Is Deontay Wilder single-handedly bringing heavyweight boxing back?
Deontay Wilder connects with Bermane Stiverne during the WBC Heavyweight World Championship fight Saturday, Nov. 4, 2017, in New York. Wilder knocked out Stiverne early in the first round.
After a resounding and devastating first-round knockout of overmatched challenger
Berman Stiverne to extend his perfect record to 39-0 with 38 knockouts, this is a question
people are actually asking. Nevermind that Stiverne, his mandatory challenger from whom
he took the title by lopsided decision in January 2015, was a replacement for the more formidable Luis Ortiz (disqualified after failing drug test). Wilder indeed passed the eye test.
Obviously, Wilder was not happy. As a fierce competitor, he wanted to fight the best there is to offer. He made it painfully clear that Stiverne was just out of his league.
What boxing needs is a superstar. Someone who brings excitement to the casual fan. Wilder is slowly becoming that guy as fans at the Barclays Center in New York roared in approval of the carnage that was left in the ring.
With three knockdowns in the first round, Wilder showed a lot of the athleticism and power that very few fighters have shown currently in the division. His usage of the jab, which snaps as if he’s a welterweight, was his primary mode of offense in the first two minutes of the round until he connected with a huge right that dropped Stiverne.
Stiverne never recovered.
Wilder now has his sights on one goal: unification of the title. There is one fight that Wilder and fight fans alike want—a unification showdown with undefeated British fan favorite Anthony Joshua. Joshua is undefeated himself at 20-0 with a 100 percent knockout percentage and 20 KO’s under his two belts.
Wilder made his intentions known in the post-match interview: “I’ve been waiting on that fight for a long time now (speaking of Joshua)… I declare war upon you. Do you accept my challenge?… I’ve been waiting for a long time. I know I’m the champion, I know I’m the best. Are you up for the test?”
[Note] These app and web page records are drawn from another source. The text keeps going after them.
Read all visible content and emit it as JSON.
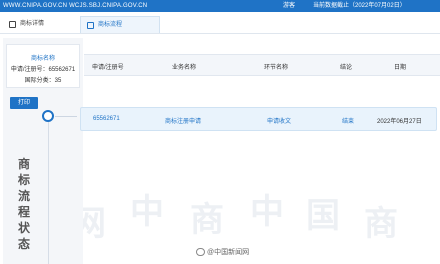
{
  "topbar": {
    "url": "WWW.CNIPA.GOV.CN WCJS.SBJ.CNIPA.GOV.CN",
    "user": "游客",
    "date": "当前数据截止（2022年07月02日）"
  },
  "tabs": [
    {
      "label": "商标详情"
    },
    {
      "label": "商标流程"
    }
  ],
  "info": {
    "trademark_label": "商标名称",
    "application_number": "申请/注册号：65562671",
    "class": "国际分类：35"
  },
  "print_label": "打印",
  "vertical_title": [
    "商",
    "标",
    "流",
    "程",
    "状",
    "态"
  ],
  "table": {
    "headers": [
      "申请/注册号",
      "业务名称",
      "环节名称",
      "结论",
      "日期"
    ],
    "rows": [
      {
        "number": "65562671",
        "business": "商标注册申请",
        "step": "申请收文",
        "result": "结束",
        "date": "2022年06月27日"
      }
    ]
  },
  "watermark_chars": [
    "中",
    "国",
    "商",
    "标",
    "网"
  ],
  "credit": "@中国新闻网"
}
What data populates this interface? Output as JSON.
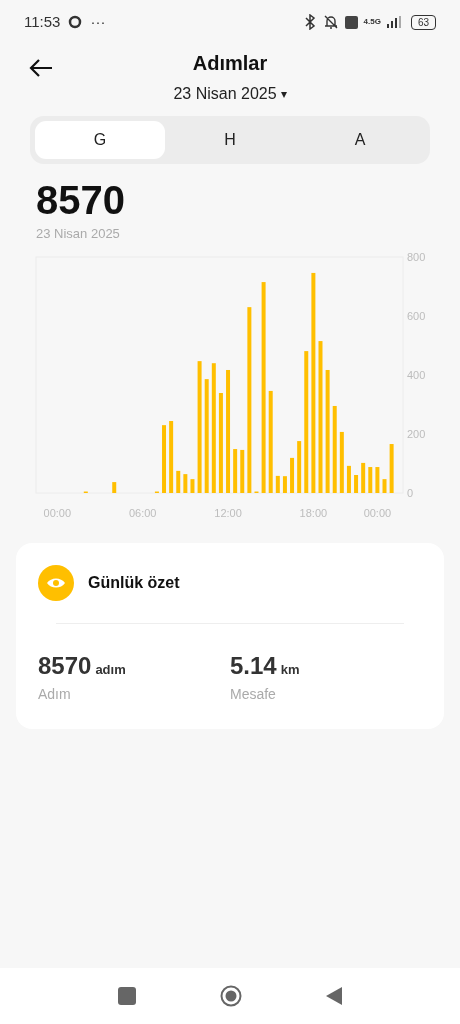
{
  "status_bar": {
    "time": "11:53",
    "more": "···",
    "network": "4.5G",
    "battery": "63"
  },
  "header": {
    "title": "Adımlar",
    "date": "23 Nisan 2025",
    "dropdown": "▾"
  },
  "tabs": [
    {
      "label": "G",
      "selected": true
    },
    {
      "label": "H",
      "selected": false
    },
    {
      "label": "A",
      "selected": false
    }
  ],
  "summary": {
    "value": "8570",
    "date": "23 Nisan 2025"
  },
  "chart_data": {
    "type": "bar",
    "color": "#ffbf00",
    "ylim": [
      0,
      800
    ],
    "yticks": [
      0,
      200,
      400,
      600,
      800
    ],
    "categories": [
      "00:00",
      null,
      null,
      null,
      null,
      null,
      null,
      null,
      null,
      null,
      null,
      null,
      "06:00",
      null,
      null,
      null,
      null,
      null,
      null,
      null,
      null,
      null,
      null,
      null,
      "12:00",
      null,
      null,
      null,
      null,
      null,
      null,
      null,
      null,
      null,
      null,
      null,
      "18:00",
      null,
      null,
      null,
      null,
      null,
      null,
      null,
      null,
      "00:00",
      null,
      null
    ],
    "values": [
      0,
      0,
      0,
      0,
      5,
      0,
      0,
      0,
      37,
      0,
      0,
      0,
      0,
      0,
      5,
      230,
      244,
      75,
      64,
      47,
      447,
      386,
      440,
      339,
      417,
      149,
      146,
      630,
      5,
      715,
      346,
      58,
      57,
      119,
      176,
      481,
      746,
      515,
      417,
      295,
      207,
      92,
      61,
      102,
      88,
      88,
      47,
      166
    ]
  },
  "card": {
    "title": "Günlük özet",
    "stats": [
      {
        "value": "8570",
        "unit": "adım",
        "label": "Adım"
      },
      {
        "value": "5.14",
        "unit": "km",
        "label": "Mesafe"
      }
    ]
  }
}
Hopefully the boxing gods (a.k.a. the promoters) can make this one happen early in 2018.
In the undercard of Wilder’s fight, former welterweight champion Shawn Porter pummeled Adrian Granados for most of 12 rounds in a grind-em-out victory. In winning, Porter (28-2-1, 17 KOs) maintained his position as a mandatory challenger for unified world titleholder Keith Thurman.
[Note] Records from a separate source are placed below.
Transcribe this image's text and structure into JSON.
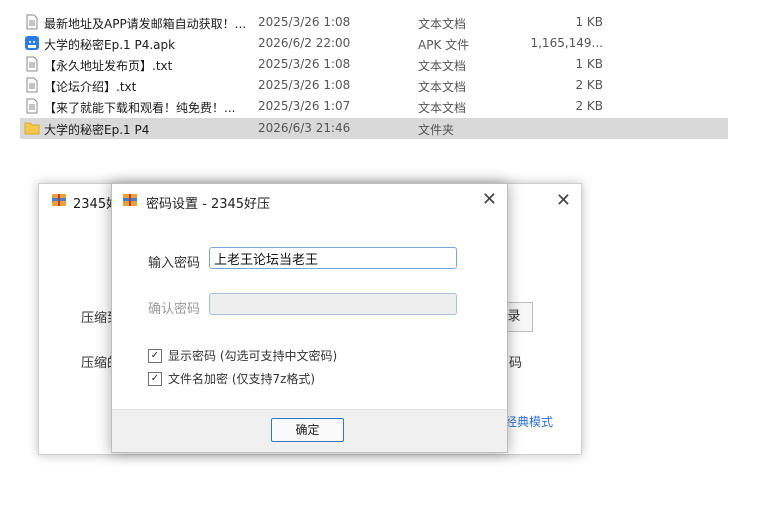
{
  "files": [
    {
      "name": "最新地址及APP请发邮箱自动获取！...",
      "date": "2025/3/26 1:08",
      "type": "文本文档",
      "size": "1 KB",
      "icon": "text-file-icon"
    },
    {
      "name": "大学的秘密Ep.1 P4.apk",
      "date": "2026/6/2 22:00",
      "type": "APK 文件",
      "size": "1,165,149...",
      "icon": "apk-file-icon"
    },
    {
      "name": "【永久地址发布页】.txt",
      "date": "2025/3/26 1:08",
      "type": "文本文档",
      "size": "1 KB",
      "icon": "text-file-icon"
    },
    {
      "name": "【论坛介绍】.txt",
      "date": "2025/3/26 1:08",
      "type": "文本文档",
      "size": "2 KB",
      "icon": "text-file-icon"
    },
    {
      "name": "【来了就能下载和观看！纯免费！...",
      "date": "2025/3/26 1:07",
      "type": "文本文档",
      "size": "2 KB",
      "icon": "text-file-icon"
    },
    {
      "name": "大学的秘密Ep.1 P4",
      "date": "2026/6/3 21:46",
      "type": "文件夹",
      "size": "",
      "icon": "folder-icon"
    }
  ],
  "bg_dialog": {
    "title": "2345好",
    "label1": "压缩到",
    "label2": "压缩的",
    "button_label": "录",
    "right_text": "码",
    "link_text": "经典模式"
  },
  "password_dialog": {
    "title": "密码设置 - 2345好压",
    "password_label": "输入密码",
    "password_value": "上老王论坛当老王",
    "confirm_label": "确认密码",
    "confirm_value": "",
    "show_password_label": "显示密码 (勾选可支持中文密码)",
    "show_password_checked": true,
    "encrypt_names_label": "文件名加密 (仅支持7z格式)",
    "encrypt_names_checked": true,
    "ok_label": "确定"
  },
  "colors": {
    "selected_row": "#d9d9d9",
    "link": "#2e6fd1",
    "input_border": "#7aa7d8"
  }
}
Porter lost a close decision –115-113 on all three scorecards — while challenging Thurman in one of the best fights of 2016. But when he was denied an immediate rematch, Porter knocked out former two-time titleholder Andre Berto in the ninth round on April 22 in a final elimination fight to earn a mandatory rematch with Thurman.